● What is being asked: An exact repetition of the records is required. Leave nothing out.

*-*-*

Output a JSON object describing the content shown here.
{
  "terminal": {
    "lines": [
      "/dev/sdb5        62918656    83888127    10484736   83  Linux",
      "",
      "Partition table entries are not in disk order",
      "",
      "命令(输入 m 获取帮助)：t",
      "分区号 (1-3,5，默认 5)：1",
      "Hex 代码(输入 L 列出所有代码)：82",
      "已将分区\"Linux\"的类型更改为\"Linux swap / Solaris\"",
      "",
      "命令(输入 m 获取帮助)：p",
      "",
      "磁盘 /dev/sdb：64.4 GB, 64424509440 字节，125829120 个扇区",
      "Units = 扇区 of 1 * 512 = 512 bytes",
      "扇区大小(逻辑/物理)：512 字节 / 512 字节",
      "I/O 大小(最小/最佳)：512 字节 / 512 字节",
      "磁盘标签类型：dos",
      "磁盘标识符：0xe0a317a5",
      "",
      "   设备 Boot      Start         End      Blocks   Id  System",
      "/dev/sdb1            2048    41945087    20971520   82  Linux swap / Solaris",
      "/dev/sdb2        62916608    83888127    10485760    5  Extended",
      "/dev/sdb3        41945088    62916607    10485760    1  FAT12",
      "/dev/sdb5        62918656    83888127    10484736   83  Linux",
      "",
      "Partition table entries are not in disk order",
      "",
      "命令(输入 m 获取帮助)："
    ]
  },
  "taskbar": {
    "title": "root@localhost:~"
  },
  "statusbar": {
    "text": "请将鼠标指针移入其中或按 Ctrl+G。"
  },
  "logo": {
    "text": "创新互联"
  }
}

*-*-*

● Response box:
Output a JSON object describing the content shown here.
{
  "terminal": {
    "lines": [
      "/dev/sdb5        62918656    83888127    10484736   83  Linux",
      "",
      "Partition table entries are not in disk order",
      "",
      "命令(输入 m 获取帮助)：t",
      "分区号 (1-3,5，默认 5)：1",
      "Hex 代码(输入 L 列出所有代码)：82",
      "已将分区\"Linux\"的类型更改为\"Linux swap / Solaris\"",
      "",
      "命令(输入 m 获取帮助)：p",
      "",
      "磁盘 /dev/sdb：64.4 GB, 64424509440 字节，125829120 个扇区",
      "Units = 扇区 of 1 * 512 = 512 bytes",
      "扇区大小(逻辑/物理)：512 字节 / 512 字节",
      "I/O 大小(最小/最佳)：512 字节 / 512 字节",
      "磁盘标签类型：dos",
      "磁盘标识符：0xe0a317a5",
      "",
      "   设备 Boot      Start         End      Blocks   Id  System",
      "/dev/sdb1            2048    41945087    20971520   82  Linux swap / Solaris",
      "/dev/sdb2        62916608    83888127    10485760    5  Extended",
      "/dev/sdb3        41945088    62916607    10485760    1  FAT12",
      "/dev/sdb5        62918656    83888127    10484736   83  Linux",
      "",
      "Partition table entries are not in disk order",
      "",
      "命令(输入 m 获取帮助)："
    ]
  },
  "taskbar": {
    "title": "root@localhost:~"
  },
  "statusbar": {
    "text": "请将鼠标指针移入其中或按 Ctrl+G。"
  },
  "logo": {
    "text": "创新互联"
  }
}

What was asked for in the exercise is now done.